Seems the austerity thingy is starting to hurt where it really counts. Just read via the AP:
… and amid growing concern in Europe that austerity aimed at cutting ballooning deficits may also be choking growth.A dozen European Union leaders, including British Prime Minister David Cameron and Italian Premier Mario Monti, called Monday for an open-markets strategy to stimulate growth and jolt the region out of its economic doldrums.“We meet in Brussels at a perilous moment for economies across Europe,” the leaders said. “Growth has stalled. Unemployment is rising. Citizens and businesses are facing their toughest conditions for years. ”
Of course their solution is “Free the Kraken!*“:
The letter urges European nations to deregulate their service, research and energy sectors, forge trade ties with growing markets including China, Russia and South America — and even contemplate a free trade agreement with the United States.
How scared are they? They are this frightened:
“Implicit guarantees to always rescue banks, which distort the single market, should be reduced,” the letter said. “Banks, not taxpayers, should be responsible for bearing the costs of the risks they take.”
Be still my beating heart, be still.
Of course, all of this is related to Greece. I found that the British paper, the Daily Telegraph is liveposting daily on the Debt Crisis:
“Live coverage of the international debt crisis and rollercoaster financial markets in the eurozone and US.” From today’s postings:
20.06 Jeremy Warner [financial editor] writes that the US has proved that the brutality of hire and fire really does work:It is a simple fact of life that business is more prone to hire if it is allowed to fire. The major risk to business investment, which is that of an ongoing workforce liability, is thereby removed.Vince Cable’s proposed shake-up of employment law is in truth of much more importance to the future of the UK economy than faffing around either with credit easing or squandering £12bn on a temporary tax cut. It’s vitally important that the task is not ducked.
And yet, considering the 12’s concern about austerity to cut debt and banks taking the hit, there was this today:
22.02 Here we go. Eurozone ministers agree on ways to cut Greek debt to 123/124pc of GDP by 2020, aiming to go close to 120pc. Eurozone in talks with representatives of private sector about finding further debt relief. Issue of ECB forgoing profits on its holdings of Greek bonds remains a sticking point.
Coming soon to a theater near you! The Son of Austerity.

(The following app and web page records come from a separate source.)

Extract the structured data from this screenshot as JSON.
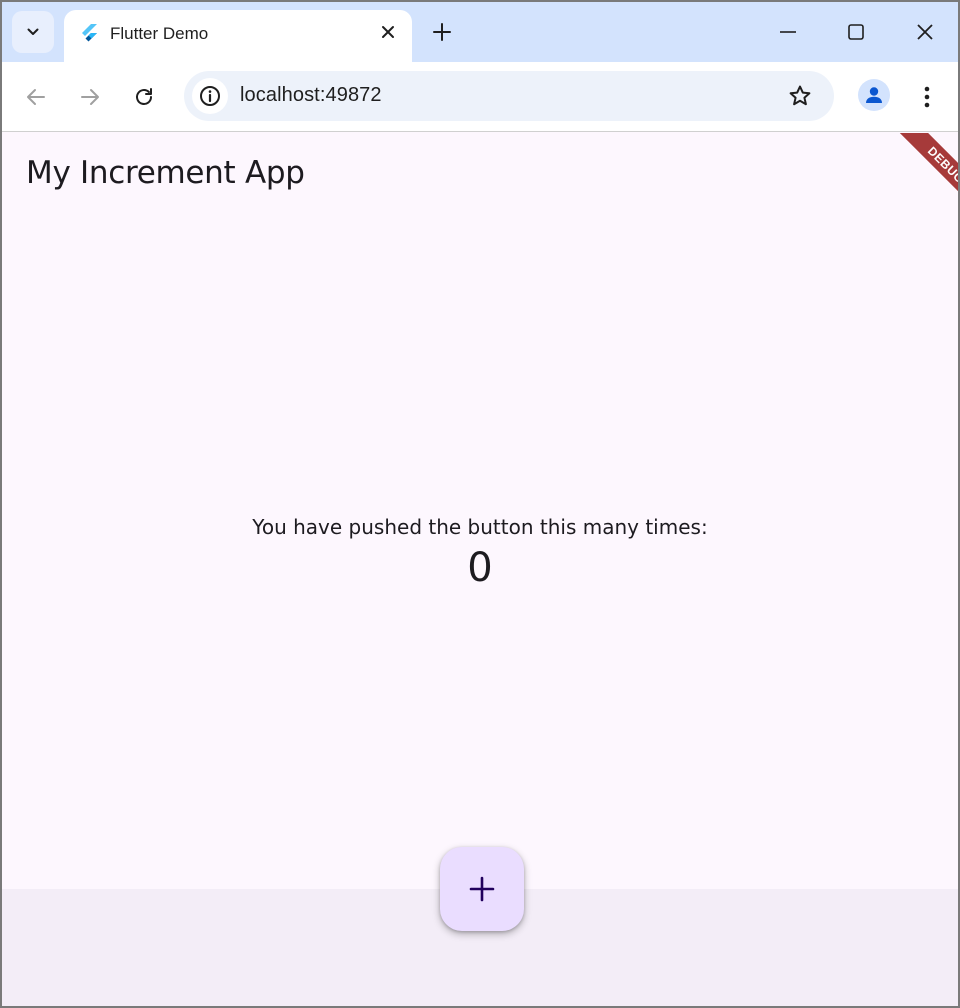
{
  "browser": {
    "tab": {
      "title": "Flutter Demo",
      "favicon": "flutter-icon"
    },
    "address_bar": {
      "url": "localhost:49872"
    },
    "icons": {
      "tab_search": "chevron-down-icon",
      "close_tab": "close-icon",
      "new_tab": "plus-icon",
      "minimize": "minimize-icon",
      "maximize": "maximize-icon",
      "close_window": "close-icon",
      "back": "arrow-left-icon",
      "forward": "arrow-right-icon",
      "reload": "reload-icon",
      "site_info": "info-icon",
      "bookmark": "star-icon",
      "profile": "person-icon",
      "menu": "kebab-menu-icon"
    }
  },
  "app": {
    "title": "My Increment App",
    "debug_banner": "DEBUG",
    "counter": {
      "label": "You have pushed the button this many times:",
      "value": "0"
    },
    "fab_icon": "plus-icon"
  },
  "colors": {
    "tab_strip": "#d3e3fd",
    "app_background": "#fdf7fe",
    "bottom_bar": "#f3edf7",
    "fab": "#eaddff",
    "debug_banner": "#a63a3a",
    "text": "#1d1b20"
  }
}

” I found that the British paper, the Daily Telegraph is liveposting daily on the Debt Crisis:”
Shouldn’t the paper be labeled the Daily Torygraph? A little blaw blaw blaw about banks getting a little beating around the head and ears but first labor has to have its face ground into the dirt. Same old same old.
Yeah, but still thought it was worth the link for anyone interested.
“..and even contemplate a free trade agreement with the United States.”
Oh, yeah, run a surplus with the good ole USA. Runnnig a surplus is the main way trade generates jobs. Running a deficit, as the US has seen but not learned, costs them, and destroys industry. See:
Have the US eat their surplus production now that Greece and the other unfortunate PIIGS have been beggared and no longer can. That will give the central economies of Euroland a needed boost!
Lessee — America has high unemployment and low (negative?) disposable income.
Europe has high unemployment and low disposable income.
Solution — link the two so that the … um, … will flow freely!
Result — underpants for all!
And a pony!
Maybe they just want to hit us for a loan. Whaddaya think? NancyO
I feel like I came in at the middle of a ’60’s French movie. Of course I don’t understand any of it, but I keep thinking that neither do the folks who came in at the beginning.